Cities like Tartu, Estonia, and Bogota, Colombia are rethinking their planning initiatives and building the infrastructure necessary to make space for bicycles and pedestrians on busy roads. Bogota, for example, used the pandemic-related shutdowns to create pop-up bike lanes and discovered that if you make room for them, the cyclists will come. With over 590 km of bike lanes and hundreds more in the works, the city has seen residents happily ride their bicycles on busy thoroughfares when room has been made for them.
Even minor adjustments to infrastructure help making walking and cycling more and more attractive, as one example in Lagos, Nigeria showed when they implemented 500 meters of sidewalk to ease pedestrian access near a school and hospital. Thanks to the expanded sidewalks, those on foot were able to walk safely along the busy street without needing to cross or walk in the roadway to get around the hospital.
7. The weather is better inside the car
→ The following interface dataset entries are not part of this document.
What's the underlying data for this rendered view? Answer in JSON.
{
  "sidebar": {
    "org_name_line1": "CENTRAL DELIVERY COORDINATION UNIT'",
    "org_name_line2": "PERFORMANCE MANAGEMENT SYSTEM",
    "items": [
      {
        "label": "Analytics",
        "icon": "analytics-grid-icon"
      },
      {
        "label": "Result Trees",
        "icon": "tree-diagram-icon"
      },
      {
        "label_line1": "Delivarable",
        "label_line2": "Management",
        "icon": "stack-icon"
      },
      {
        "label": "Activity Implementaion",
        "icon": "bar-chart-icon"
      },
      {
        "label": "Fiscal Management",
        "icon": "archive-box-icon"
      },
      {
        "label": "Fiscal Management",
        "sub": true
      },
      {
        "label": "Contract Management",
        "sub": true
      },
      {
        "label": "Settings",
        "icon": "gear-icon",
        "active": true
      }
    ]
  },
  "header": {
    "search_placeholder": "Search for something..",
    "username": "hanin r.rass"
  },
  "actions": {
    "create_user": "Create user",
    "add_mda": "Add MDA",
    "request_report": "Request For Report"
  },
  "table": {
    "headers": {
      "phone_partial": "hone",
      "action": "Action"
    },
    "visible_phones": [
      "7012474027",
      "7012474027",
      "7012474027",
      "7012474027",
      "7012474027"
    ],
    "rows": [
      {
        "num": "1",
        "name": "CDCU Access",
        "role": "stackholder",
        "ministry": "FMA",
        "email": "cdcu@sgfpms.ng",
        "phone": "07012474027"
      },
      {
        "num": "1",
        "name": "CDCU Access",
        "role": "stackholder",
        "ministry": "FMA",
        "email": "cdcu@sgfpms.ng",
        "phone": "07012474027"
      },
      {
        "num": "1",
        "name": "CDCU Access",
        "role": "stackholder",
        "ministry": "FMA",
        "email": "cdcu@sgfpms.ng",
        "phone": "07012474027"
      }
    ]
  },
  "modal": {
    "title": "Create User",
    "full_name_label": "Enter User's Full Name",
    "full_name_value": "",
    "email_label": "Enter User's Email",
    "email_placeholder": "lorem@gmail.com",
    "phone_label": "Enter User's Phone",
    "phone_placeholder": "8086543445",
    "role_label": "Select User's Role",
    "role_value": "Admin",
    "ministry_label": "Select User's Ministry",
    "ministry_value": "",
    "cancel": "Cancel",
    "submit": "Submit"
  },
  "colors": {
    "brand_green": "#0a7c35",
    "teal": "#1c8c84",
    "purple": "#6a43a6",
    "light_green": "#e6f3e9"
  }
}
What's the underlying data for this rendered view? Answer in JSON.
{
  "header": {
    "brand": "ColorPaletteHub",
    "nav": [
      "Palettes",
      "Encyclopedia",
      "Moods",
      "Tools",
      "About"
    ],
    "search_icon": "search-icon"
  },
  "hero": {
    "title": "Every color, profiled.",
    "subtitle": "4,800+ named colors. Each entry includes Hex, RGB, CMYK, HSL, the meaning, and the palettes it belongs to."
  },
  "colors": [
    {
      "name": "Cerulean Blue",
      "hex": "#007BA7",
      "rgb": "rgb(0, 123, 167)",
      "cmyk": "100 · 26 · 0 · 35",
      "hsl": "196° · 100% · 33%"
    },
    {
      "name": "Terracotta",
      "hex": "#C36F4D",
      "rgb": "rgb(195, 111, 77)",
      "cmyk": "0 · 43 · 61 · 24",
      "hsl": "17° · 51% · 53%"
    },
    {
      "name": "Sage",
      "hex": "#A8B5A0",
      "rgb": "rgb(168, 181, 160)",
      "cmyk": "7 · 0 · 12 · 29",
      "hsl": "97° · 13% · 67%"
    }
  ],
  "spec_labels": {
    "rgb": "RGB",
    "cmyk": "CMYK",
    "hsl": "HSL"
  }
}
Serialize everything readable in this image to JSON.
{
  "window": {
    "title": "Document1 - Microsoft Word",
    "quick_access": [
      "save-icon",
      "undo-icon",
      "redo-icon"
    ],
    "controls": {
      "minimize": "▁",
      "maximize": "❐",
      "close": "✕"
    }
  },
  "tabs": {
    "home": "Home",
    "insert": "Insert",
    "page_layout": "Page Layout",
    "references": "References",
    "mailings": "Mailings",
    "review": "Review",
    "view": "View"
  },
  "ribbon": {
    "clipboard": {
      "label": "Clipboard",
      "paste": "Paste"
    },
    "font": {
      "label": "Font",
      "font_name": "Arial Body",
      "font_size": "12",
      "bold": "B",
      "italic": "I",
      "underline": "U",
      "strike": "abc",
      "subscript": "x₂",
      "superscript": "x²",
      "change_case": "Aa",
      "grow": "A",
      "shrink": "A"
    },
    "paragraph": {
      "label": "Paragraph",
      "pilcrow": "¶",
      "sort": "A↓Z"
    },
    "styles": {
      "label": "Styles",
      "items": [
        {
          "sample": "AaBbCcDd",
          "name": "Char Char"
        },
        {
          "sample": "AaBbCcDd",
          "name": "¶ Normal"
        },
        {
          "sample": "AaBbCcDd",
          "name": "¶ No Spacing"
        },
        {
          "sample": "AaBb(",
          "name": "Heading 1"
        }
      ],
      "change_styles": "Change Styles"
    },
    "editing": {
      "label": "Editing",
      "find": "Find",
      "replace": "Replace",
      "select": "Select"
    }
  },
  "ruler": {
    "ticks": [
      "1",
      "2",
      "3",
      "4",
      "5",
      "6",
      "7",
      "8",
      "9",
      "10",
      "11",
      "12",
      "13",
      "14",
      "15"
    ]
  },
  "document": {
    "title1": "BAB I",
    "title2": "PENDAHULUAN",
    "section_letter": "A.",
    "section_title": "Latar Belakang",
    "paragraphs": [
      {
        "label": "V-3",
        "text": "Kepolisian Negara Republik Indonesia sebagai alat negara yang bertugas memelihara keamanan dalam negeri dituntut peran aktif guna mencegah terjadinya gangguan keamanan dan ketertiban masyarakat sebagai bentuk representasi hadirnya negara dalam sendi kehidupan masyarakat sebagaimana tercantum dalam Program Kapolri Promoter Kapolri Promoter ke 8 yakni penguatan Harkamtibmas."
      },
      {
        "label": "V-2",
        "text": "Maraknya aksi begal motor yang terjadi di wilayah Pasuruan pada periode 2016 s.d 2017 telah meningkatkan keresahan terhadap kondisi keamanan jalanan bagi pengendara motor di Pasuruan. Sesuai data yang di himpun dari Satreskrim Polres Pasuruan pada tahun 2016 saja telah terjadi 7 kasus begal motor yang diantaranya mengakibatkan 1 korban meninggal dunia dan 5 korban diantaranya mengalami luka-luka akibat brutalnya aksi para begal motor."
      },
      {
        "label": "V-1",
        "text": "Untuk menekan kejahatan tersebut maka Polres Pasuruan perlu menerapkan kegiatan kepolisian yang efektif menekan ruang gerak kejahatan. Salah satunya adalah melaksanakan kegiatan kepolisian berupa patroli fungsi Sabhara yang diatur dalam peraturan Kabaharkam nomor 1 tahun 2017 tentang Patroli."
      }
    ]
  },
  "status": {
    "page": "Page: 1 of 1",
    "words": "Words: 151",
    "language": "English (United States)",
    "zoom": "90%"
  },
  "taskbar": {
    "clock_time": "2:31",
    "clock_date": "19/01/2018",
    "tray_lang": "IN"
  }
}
There’s an old saying that the mail gets delivered whether through rain, snow, sleet, or hail. Though not many people would intentionally head out in the pouring rain for fun, residents of cities in Denmark and the Netherlands have not shown that a bit of damp or cold can hold them back. As some say, there’s no bad weather, just the wrong clothing. And with the weather shifting to greater extremes as a result of climate change, now’s a good time to change habits away from those that add emissions to the atmosphere.
8. Driving is enjoyable
We already know that commuting via motor vehicle takes its toll on a person’s health, with added stress, feelings of aggression, headaches, and backaches. But even on short drives, congestion can cause headaches of its own. Getting un-stuck by pedaling a bicycle will not only help reset those emotions, it’ll count towards your daily allotment of physical exercise and reduce feelings of stress anxiety. If you’re from a city with frequent traffic jams, like Bengaluru, India, you’ll save up to 10 days a year by opting out of motorized individual transport options.
9. Using a car to access public transportation is more convenient
It’s true that first and last mile connectivity is often an issue for commuters. While it’s commendable to hop aboard a bus or travel via tram, getting to the station isn’t always easy. To make cycling a viable alternative for this initial commute to the station, safe and direct bike routes are essential, as officials in Bogota realized when they implemented pop-up bike lanes during the pandemic. Secure facilities for locking your bike, such as the world’s largest underground bike garage in Utrecht, the Netherlands, can add peace of mind that your bicycle will be there when you disembark the train at the end of the day.
For those who don’t have their own bicycle, more cities are implementing bike-sharing initiatives so you can get from the front door to the bus or train stop with ease. If this is something that your city hasn’t done yet, it may be worth addressing with officials, as residents of Tartu, Estonia had done when urban planners were rethinking the city’s master plan. Bike sharing proved such a success there that plans for a ring road were scrapped in favor of expanded bike sharing terminals.
10. Short journeys with kids and cargo are easier by car
Schlepping kids and pets and groceries and other goods around is no easy task — and it’s one that’s more likely to fall on women than men. In many cities, however, cargo bikes are proving a hit as they allow door-to-door travel with ease. It’s not just a European trend, either. One entrepreneur has brought the concept of the refrigerated cargo bike to rural Zambia to help women get food products to market without spoilage. And in Accra, Ghana, people are testing the cargo bike for use in deliveries in the bustling business district.
Although the idea of just grabbing the car keys and running out the door is one that seems easy for many people today, replacing those short journeys with a bit of pedal power or a short stroll can do a world of good.